In the News
Geography in the News: Ebola Cases Surge in Uganda
We all remember the devastation of the 2014-2015 Ebola outbreak in West Africa - the death toll and the impact on overall development as it ripped through Sierra Leone, Liberia and Guinea, killing over 11,000 people. So it is naturally to be concerned when a new outbreak seems to be spreading - this time in Uganda.
The Ugandan health ministry says there have been 34 suspected cases, and believes 21 deaths were probably caused by the Ebola virus.

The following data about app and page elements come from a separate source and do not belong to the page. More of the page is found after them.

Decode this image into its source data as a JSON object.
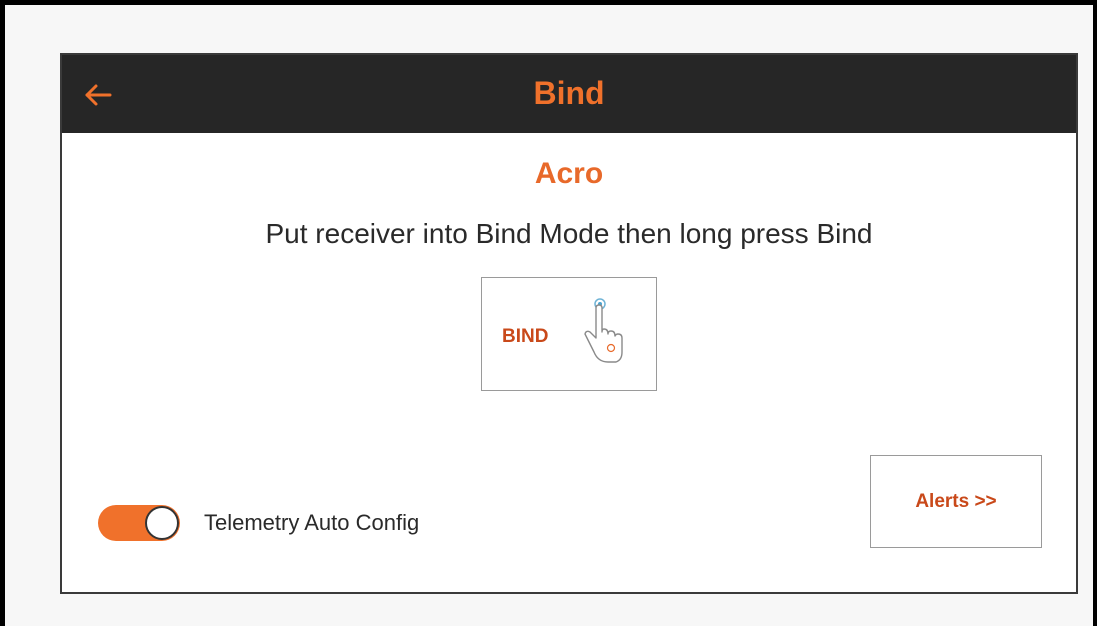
{
  "header": {
    "title": "Bind",
    "back_icon": "arrow-left-icon"
  },
  "main": {
    "model_name": "Acro",
    "instruction": "Put receiver into Bind Mode then long press Bind",
    "bind_button_label": "BIND",
    "bind_button_icon": "finger-press-icon"
  },
  "footer": {
    "telemetry_toggle_label": "Telemetry Auto Config",
    "telemetry_toggle_on": true,
    "alerts_button_label": "Alerts >>"
  },
  "colors": {
    "accent": "#f0712b",
    "header_bg": "#262626",
    "button_text": "#c9491a"
  }
}
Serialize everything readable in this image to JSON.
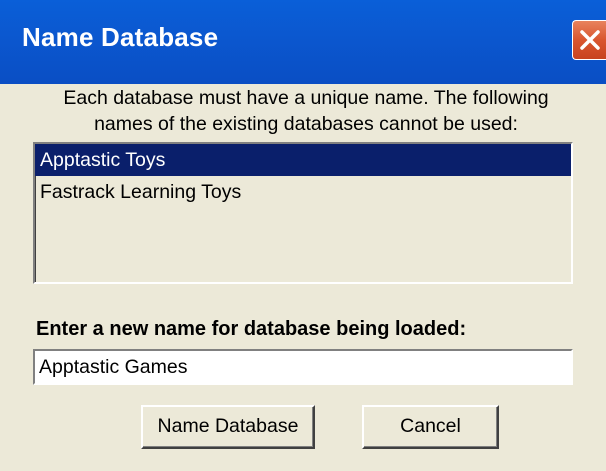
{
  "window": {
    "title": "Name Database",
    "close_icon": "close-icon"
  },
  "instructions": {
    "line1": "Each database must have a unique name. The following",
    "line2": "names of the existing databases cannot be used:"
  },
  "existing_databases": {
    "items": [
      {
        "label": "Apptastic Toys",
        "selected": true
      },
      {
        "label": "Fastrack Learning Toys",
        "selected": false
      }
    ]
  },
  "new_name": {
    "label": "Enter a new name for database being loaded:",
    "value": "Apptastic Games"
  },
  "buttons": {
    "confirm_label": "Name Database",
    "cancel_label": "Cancel"
  },
  "colors": {
    "titlebar": "#0a5fd8",
    "selection": "#0a1f6b",
    "dialog_bg": "#ece9d8",
    "close_button": "#d9562f"
  }
}
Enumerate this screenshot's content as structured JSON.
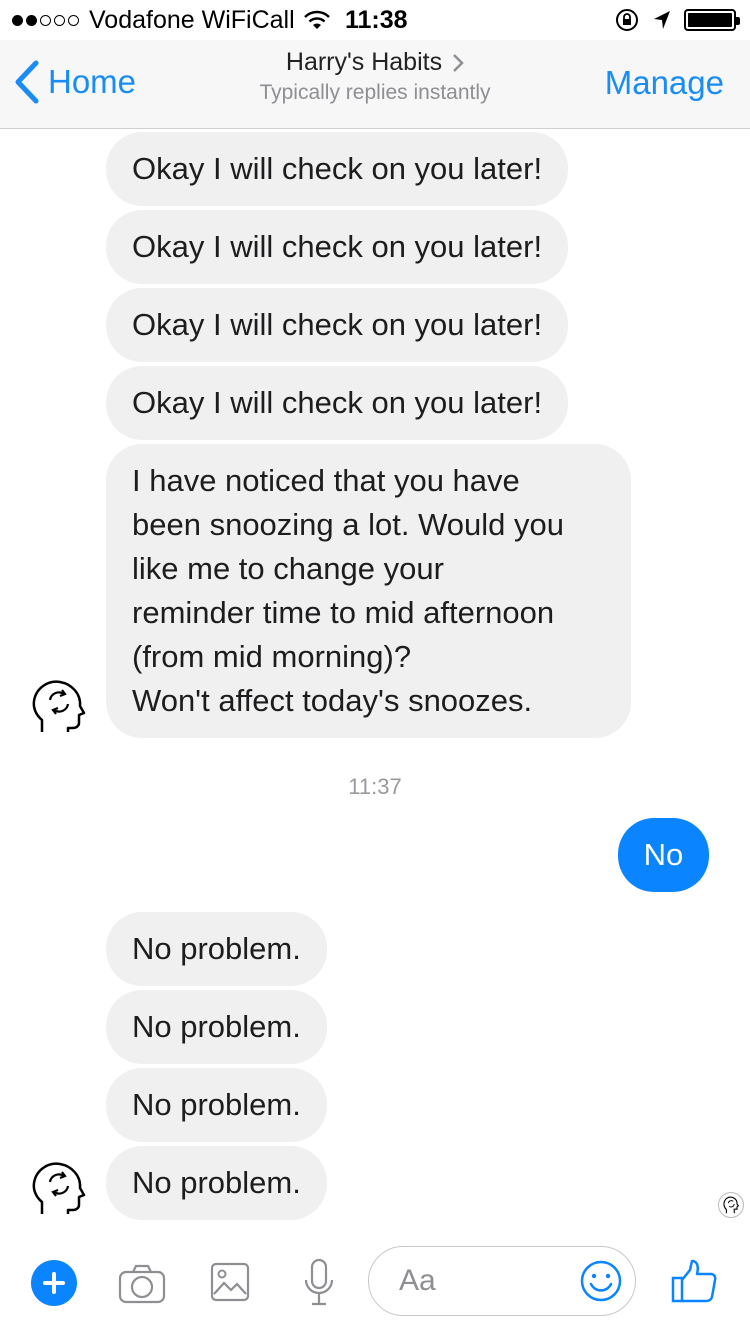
{
  "status_bar": {
    "carrier": "Vodafone WiFiCall",
    "time": "11:38"
  },
  "nav": {
    "back_label": "Home",
    "title": "Harry's Habits",
    "subtitle": "Typically replies instantly",
    "manage_label": "Manage"
  },
  "messages": {
    "received_1": "Okay I will check on you later!",
    "received_2": "Okay I will check on you later!",
    "received_3": "Okay I will check on you later!",
    "received_4": "Okay I will check on you later!",
    "received_5": "I have noticed that you have\nbeen snoozing a lot. Would you\nlike me to change your\nreminder time to mid afternoon\n(from mid morning)?\nWon't affect today's snoozes.",
    "timestamp": "11:37",
    "sent_1": "No",
    "received_6": "No problem.",
    "received_7": "No problem.",
    "received_8": "No problem.",
    "received_9": "No problem."
  },
  "composer": {
    "placeholder": "Aa"
  },
  "colors": {
    "accent": "#0a84ff",
    "link": "#1a8cf5",
    "bubble_received": "#f1f0f0"
  },
  "icons": {
    "back": "chevron-left-icon",
    "plus": "plus-icon",
    "camera": "camera-icon",
    "gallery": "image-icon",
    "mic": "microphone-icon",
    "emoji": "smiley-icon",
    "like": "thumbs-up-icon",
    "avatar": "head-refresh-icon"
  }
}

The outbreak began in the central district of Mubende but has now spread to two neighbouring districts, so health teams are working hard to trace any people that may have come into contact with the disease.
This article from the BBC archive is excellent and reminds us what Ebola is and why it is so dangerous - https://www.bbc.co.uk/news/wor...

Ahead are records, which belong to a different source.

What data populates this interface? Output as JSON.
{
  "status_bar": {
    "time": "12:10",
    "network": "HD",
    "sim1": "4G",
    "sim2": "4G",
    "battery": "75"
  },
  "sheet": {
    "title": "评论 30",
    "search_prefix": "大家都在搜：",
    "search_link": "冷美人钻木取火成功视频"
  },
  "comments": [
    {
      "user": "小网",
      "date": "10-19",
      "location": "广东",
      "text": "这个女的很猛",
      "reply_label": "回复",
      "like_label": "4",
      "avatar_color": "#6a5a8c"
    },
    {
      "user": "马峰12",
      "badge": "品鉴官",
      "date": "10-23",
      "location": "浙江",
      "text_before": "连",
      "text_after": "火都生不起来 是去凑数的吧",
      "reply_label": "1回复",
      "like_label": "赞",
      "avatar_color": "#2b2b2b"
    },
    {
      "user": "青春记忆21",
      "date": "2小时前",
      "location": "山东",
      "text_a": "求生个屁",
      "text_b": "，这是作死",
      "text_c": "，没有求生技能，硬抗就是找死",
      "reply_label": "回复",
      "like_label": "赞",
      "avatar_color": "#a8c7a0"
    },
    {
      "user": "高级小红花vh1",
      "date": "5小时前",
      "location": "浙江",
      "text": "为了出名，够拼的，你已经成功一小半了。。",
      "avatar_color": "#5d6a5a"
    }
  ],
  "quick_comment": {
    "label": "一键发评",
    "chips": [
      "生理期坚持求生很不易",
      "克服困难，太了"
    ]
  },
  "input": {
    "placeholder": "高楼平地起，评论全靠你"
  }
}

Whereas this article was written yesterday, looking at the current situation, with a couple of interesting video clips too - https://www.aljazeera.com/news...
This latest strain is nowhere near as transmissible as previous outbreaks - which is very good news, however travel bans and restrictions have been imposed, which will cause harm to the local economy, and has the potential to wreak havoc across the whole of Uganda.
This story is a good update for anyone teaching inequality - we know that disease outbreaks have a big impact on the development gap, but particularly good for any of you who teacher a 'geography of disease' unit at KS3.